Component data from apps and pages
◆ ◆ ◆ ◆ ◆ ◆ ◆

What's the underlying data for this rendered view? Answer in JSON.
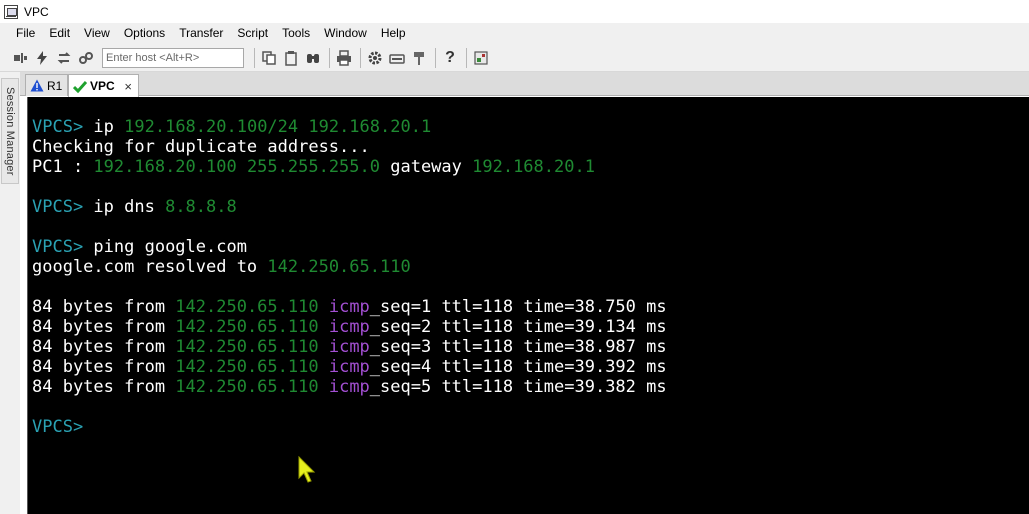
{
  "window": {
    "title": "VPC"
  },
  "menu": [
    "File",
    "Edit",
    "View",
    "Options",
    "Transfer",
    "Script",
    "Tools",
    "Window",
    "Help"
  ],
  "toolbar": {
    "host_placeholder": "Enter host <Alt+R>"
  },
  "session_manager": {
    "label": "Session Manager"
  },
  "tabs": [
    {
      "label": "R1",
      "status": "warning"
    },
    {
      "label": "VPC",
      "status": "connected",
      "close": "×"
    }
  ],
  "colors": {
    "prompt": "#2aa1b3",
    "ip": "#1f8a32",
    "icmp": "#a24fd2",
    "terminal_bg": "#000000",
    "cursor": "#e6f01e"
  },
  "terminal": {
    "lines": [
      {
        "segments": [
          {
            "t": "VPCS> ",
            "c": "prompt"
          },
          {
            "t": "ip ",
            "c": "white"
          },
          {
            "t": "192.168.20.100/24 192.168.20.1",
            "c": "green"
          }
        ]
      },
      {
        "segments": [
          {
            "t": "Checking for duplicate address...",
            "c": "white"
          }
        ]
      },
      {
        "segments": [
          {
            "t": "PC1 : ",
            "c": "white"
          },
          {
            "t": "192.168.20.100 255.255.255.0",
            "c": "green"
          },
          {
            "t": " gateway ",
            "c": "white"
          },
          {
            "t": "192.168.20.1",
            "c": "green"
          }
        ]
      },
      {
        "segments": []
      },
      {
        "segments": [
          {
            "t": "VPCS> ",
            "c": "prompt"
          },
          {
            "t": "ip dns ",
            "c": "white"
          },
          {
            "t": "8.8.8.8",
            "c": "green"
          }
        ]
      },
      {
        "segments": []
      },
      {
        "segments": [
          {
            "t": "VPCS> ",
            "c": "prompt"
          },
          {
            "t": "ping google.com",
            "c": "white"
          }
        ]
      },
      {
        "segments": [
          {
            "t": "google.com resolved to ",
            "c": "white"
          },
          {
            "t": "142.250.65.110",
            "c": "green"
          }
        ]
      },
      {
        "segments": []
      },
      {
        "segments": [
          {
            "t": "84 bytes from ",
            "c": "white"
          },
          {
            "t": "142.250.65.110",
            "c": "green"
          },
          {
            "t": " ",
            "c": "white"
          },
          {
            "t": "icmp",
            "c": "purple"
          },
          {
            "t": "_seq=1 ttl=118 time=38.750 ms",
            "c": "white"
          }
        ]
      },
      {
        "segments": [
          {
            "t": "84 bytes from ",
            "c": "white"
          },
          {
            "t": "142.250.65.110",
            "c": "green"
          },
          {
            "t": " ",
            "c": "white"
          },
          {
            "t": "icmp",
            "c": "purple"
          },
          {
            "t": "_seq=2 ttl=118 time=39.134 ms",
            "c": "white"
          }
        ]
      },
      {
        "segments": [
          {
            "t": "84 bytes from ",
            "c": "white"
          },
          {
            "t": "142.250.65.110",
            "c": "green"
          },
          {
            "t": " ",
            "c": "white"
          },
          {
            "t": "icmp",
            "c": "purple"
          },
          {
            "t": "_seq=3 ttl=118 time=38.987 ms",
            "c": "white"
          }
        ]
      },
      {
        "segments": [
          {
            "t": "84 bytes from ",
            "c": "white"
          },
          {
            "t": "142.250.65.110",
            "c": "green"
          },
          {
            "t": " ",
            "c": "white"
          },
          {
            "t": "icmp",
            "c": "purple"
          },
          {
            "t": "_seq=4 ttl=118 time=39.392 ms",
            "c": "white"
          }
        ]
      },
      {
        "segments": [
          {
            "t": "84 bytes from ",
            "c": "white"
          },
          {
            "t": "142.250.65.110",
            "c": "green"
          },
          {
            "t": " ",
            "c": "white"
          },
          {
            "t": "icmp",
            "c": "purple"
          },
          {
            "t": "_seq=5 ttl=118 time=39.382 ms",
            "c": "white"
          }
        ]
      },
      {
        "segments": []
      },
      {
        "segments": [
          {
            "t": "VPCS>",
            "c": "prompt"
          }
        ]
      }
    ]
  }
}
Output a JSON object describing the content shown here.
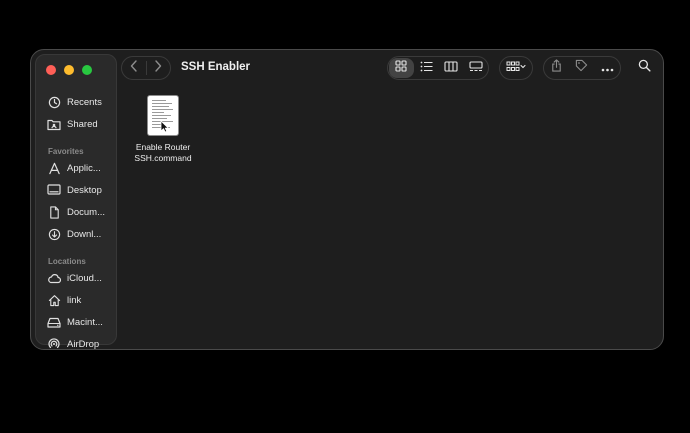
{
  "window": {
    "title": "SSH Enabler",
    "traffic_lights": [
      "close",
      "minimize",
      "zoom"
    ]
  },
  "colors": {
    "close": "#ff5f57",
    "minimize": "#febc2e",
    "zoom": "#28c840",
    "window_bg": "#1e1e1e",
    "sidebar_bg": "#2a2a2a"
  },
  "sidebar": {
    "recents": {
      "label": "Recents",
      "icon": "clock-icon"
    },
    "shared": {
      "label": "Shared",
      "icon": "shared-folder-icon"
    },
    "favorites_heading": "Favorites",
    "favorites": [
      {
        "label": "Applic...",
        "icon": "applications-icon"
      },
      {
        "label": "Desktop",
        "icon": "desktop-icon"
      },
      {
        "label": "Docum...",
        "icon": "document-icon"
      },
      {
        "label": "Downl...",
        "icon": "download-icon"
      }
    ],
    "locations_heading": "Locations",
    "locations": [
      {
        "label": "iCloud...",
        "icon": "cloud-icon"
      },
      {
        "label": "link",
        "icon": "home-icon"
      },
      {
        "label": "Macint...",
        "icon": "drive-icon"
      },
      {
        "label": "AirDrop",
        "icon": "airdrop-icon"
      }
    ]
  },
  "toolbar": {
    "back_icon": "chevron-left-icon",
    "forward_icon": "chevron-right-icon",
    "views": [
      "icon-view",
      "list-view",
      "column-view",
      "gallery-view"
    ],
    "active_view": "icon-view",
    "group_icon": "group-grid-icon",
    "share_icon": "share-icon",
    "tag_icon": "tag-icon",
    "more_icon": "more-icon",
    "search_icon": "search-icon"
  },
  "files": [
    {
      "name_line1": "Enable Router",
      "name_line2": "SSH.command",
      "icon": "command-script-icon"
    }
  ]
}
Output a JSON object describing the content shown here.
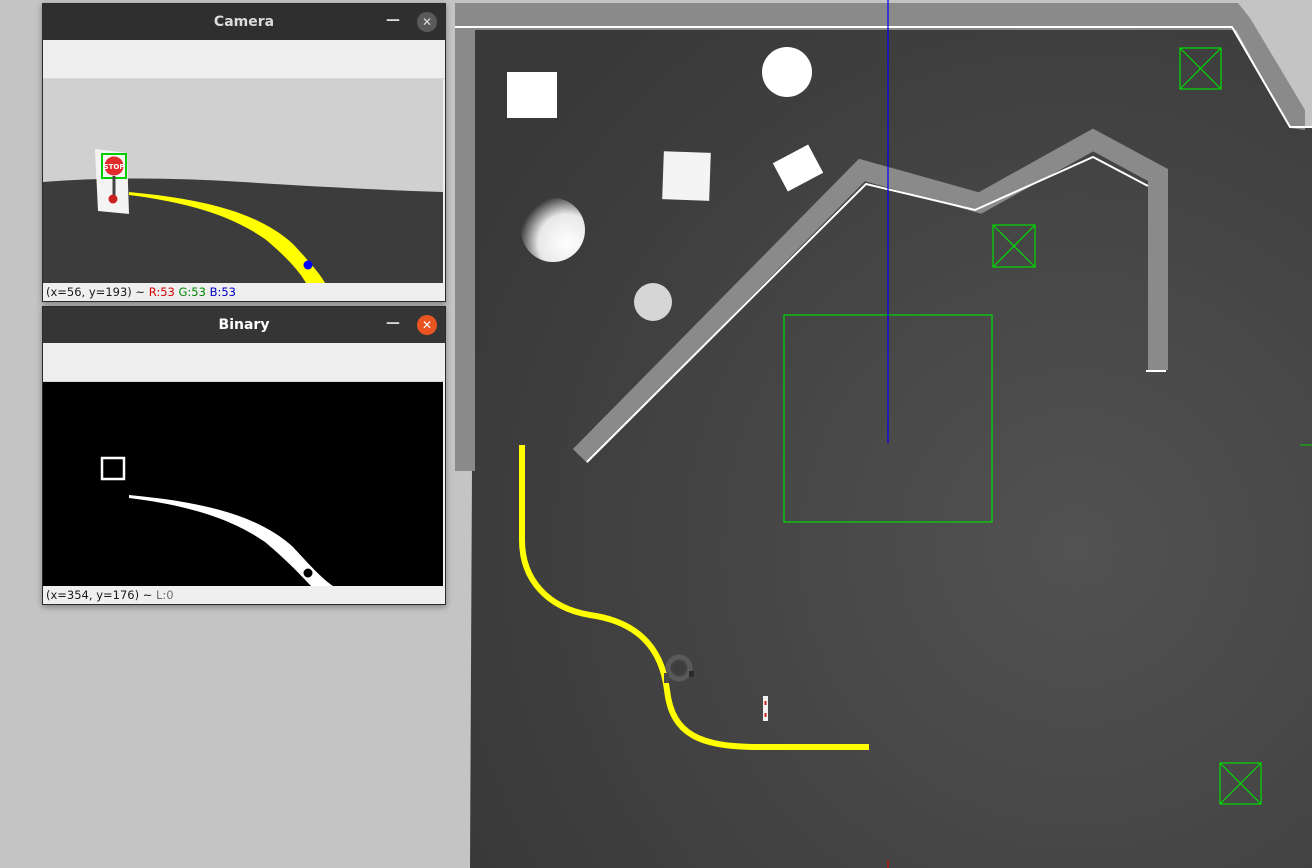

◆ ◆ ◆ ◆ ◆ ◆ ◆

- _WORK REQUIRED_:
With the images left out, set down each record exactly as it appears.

- _ANSWER SECTION_:
What's the underlying data for this rendered view? Answer in JSON.
{
  "window": {
    "title": "VPC"
  },
  "menu": [
    "File",
    "Edit",
    "View",
    "Options",
    "Transfer",
    "Script",
    "Tools",
    "Window",
    "Help"
  ],
  "toolbar": {
    "host_placeholder": "Enter host <Alt+R>"
  },
  "session_manager": {
    "label": "Session Manager"
  },
  "tabs": [
    {
      "label": "R1",
      "status": "warning"
    },
    {
      "label": "VPC",
      "status": "connected",
      "close": "×"
    }
  ],
  "colors": {
    "prompt": "#2aa1b3",
    "ip": "#1f8a32",
    "icmp": "#a24fd2",
    "terminal_bg": "#000000",
    "cursor": "#e6f01e"
  },
  "terminal": {
    "lines": [
      {
        "segments": [
          {
            "t": "VPCS> ",
            "c": "prompt"
          },
          {
            "t": "ip ",
            "c": "white"
          },
          {
            "t": "192.168.20.100/24 192.168.20.1",
            "c": "green"
          }
        ]
      },
      {
        "segments": [
          {
            "t": "Checking for duplicate address...",
            "c": "white"
          }
        ]
      },
      {
        "segments": [
          {
            "t": "PC1 : ",
            "c": "white"
          },
          {
            "t": "192.168.20.100 255.255.255.0",
            "c": "green"
          },
          {
            "t": " gateway ",
            "c": "white"
          },
          {
            "t": "192.168.20.1",
            "c": "green"
          }
        ]
      },
      {
        "segments": []
      },
      {
        "segments": [
          {
            "t": "VPCS> ",
            "c": "prompt"
          },
          {
            "t": "ip dns ",
            "c": "white"
          },
          {
            "t": "8.8.8.8",
            "c": "green"
          }
        ]
      },
      {
        "segments": []
      },
      {
        "segments": [
          {
            "t": "VPCS> ",
            "c": "prompt"
          },
          {
            "t": "ping google.com",
            "c": "white"
          }
        ]
      },
      {
        "segments": [
          {
            "t": "google.com resolved to ",
            "c": "white"
          },
          {
            "t": "142.250.65.110",
            "c": "green"
          }
        ]
      },
      {
        "segments": []
      },
      {
        "segments": [
          {
            "t": "84 bytes from ",
            "c": "white"
          },
          {
            "t": "142.250.65.110",
            "c": "green"
          },
          {
            "t": " ",
            "c": "white"
          },
          {
            "t": "icmp",
            "c": "purple"
          },
          {
            "t": "_seq=1 ttl=118 time=38.750 ms",
            "c": "white"
          }
        ]
      },
      {
        "segments": [
          {
            "t": "84 bytes from ",
            "c": "white"
          },
          {
            "t": "142.250.65.110",
            "c": "green"
          },
          {
            "t": " ",
            "c": "white"
          },
          {
            "t": "icmp",
            "c": "purple"
          },
          {
            "t": "_seq=2 ttl=118 time=39.134 ms",
            "c": "white"
          }
        ]
      },
      {
        "segments": [
          {
            "t": "84 bytes from ",
            "c": "white"
          },
          {
            "t": "142.250.65.110",
            "c": "green"
          },
          {
            "t": " ",
            "c": "white"
          },
          {
            "t": "icmp",
            "c": "purple"
          },
          {
            "t": "_seq=3 ttl=118 time=38.987 ms",
            "c": "white"
          }
        ]
      },
      {
        "segments": [
          {
            "t": "84 bytes from ",
            "c": "white"
          },
          {
            "t": "142.250.65.110",
            "c": "green"
          },
          {
            "t": " ",
            "c": "white"
          },
          {
            "t": "icmp",
            "c": "purple"
          },
          {
            "t": "_seq=4 ttl=118 time=39.392 ms",
            "c": "white"
          }
        ]
      },
      {
        "segments": [
          {
            "t": "84 bytes from ",
            "c": "white"
          },
          {
            "t": "142.250.65.110",
            "c": "green"
          },
          {
            "t": " ",
            "c": "white"
          },
          {
            "t": "icmp",
            "c": "purple"
          },
          {
            "t": "_seq=5 ttl=118 time=39.382 ms",
            "c": "white"
          }
        ]
      },
      {
        "segments": []
      },
      {
        "segments": [
          {
            "t": "VPCS>",
            "c": "prompt"
          }
        ]
      }
    ]
  }
}
Output a JSON object describing the content shown here.
{
  "window": {
    "title": "SSH Enabler",
    "traffic_lights": [
      "close",
      "minimize",
      "zoom"
    ]
  },
  "colors": {
    "close": "#ff5f57",
    "minimize": "#febc2e",
    "zoom": "#28c840",
    "window_bg": "#1e1e1e",
    "sidebar_bg": "#2a2a2a"
  },
  "sidebar": {
    "recents": {
      "label": "Recents",
      "icon": "clock-icon"
    },
    "shared": {
      "label": "Shared",
      "icon": "shared-folder-icon"
    },
    "favorites_heading": "Favorites",
    "favorites": [
      {
        "label": "Applic...",
        "icon": "applications-icon"
      },
      {
        "label": "Desktop",
        "icon": "desktop-icon"
      },
      {
        "label": "Docum...",
        "icon": "document-icon"
      },
      {
        "label": "Downl...",
        "icon": "download-icon"
      }
    ],
    "locations_heading": "Locations",
    "locations": [
      {
        "label": "iCloud...",
        "icon": "cloud-icon"
      },
      {
        "label": "link",
        "icon": "home-icon"
      },
      {
        "label": "Macint...",
        "icon": "drive-icon"
      },
      {
        "label": "AirDrop",
        "icon": "airdrop-icon"
      }
    ]
  },
  "toolbar": {
    "back_icon": "chevron-left-icon",
    "forward_icon": "chevron-right-icon",
    "views": [
      "icon-view",
      "list-view",
      "column-view",
      "gallery-view"
    ],
    "active_view": "icon-view",
    "group_icon": "group-grid-icon",
    "share_icon": "share-icon",
    "tag_icon": "tag-icon",
    "more_icon": "more-icon",
    "search_icon": "search-icon"
  },
  "files": [
    {
      "name_line1": "Enable Router",
      "name_line2": "SSH.command",
      "icon": "command-script-icon"
    }
  ]
}
Output a JSON object describing the content shown here.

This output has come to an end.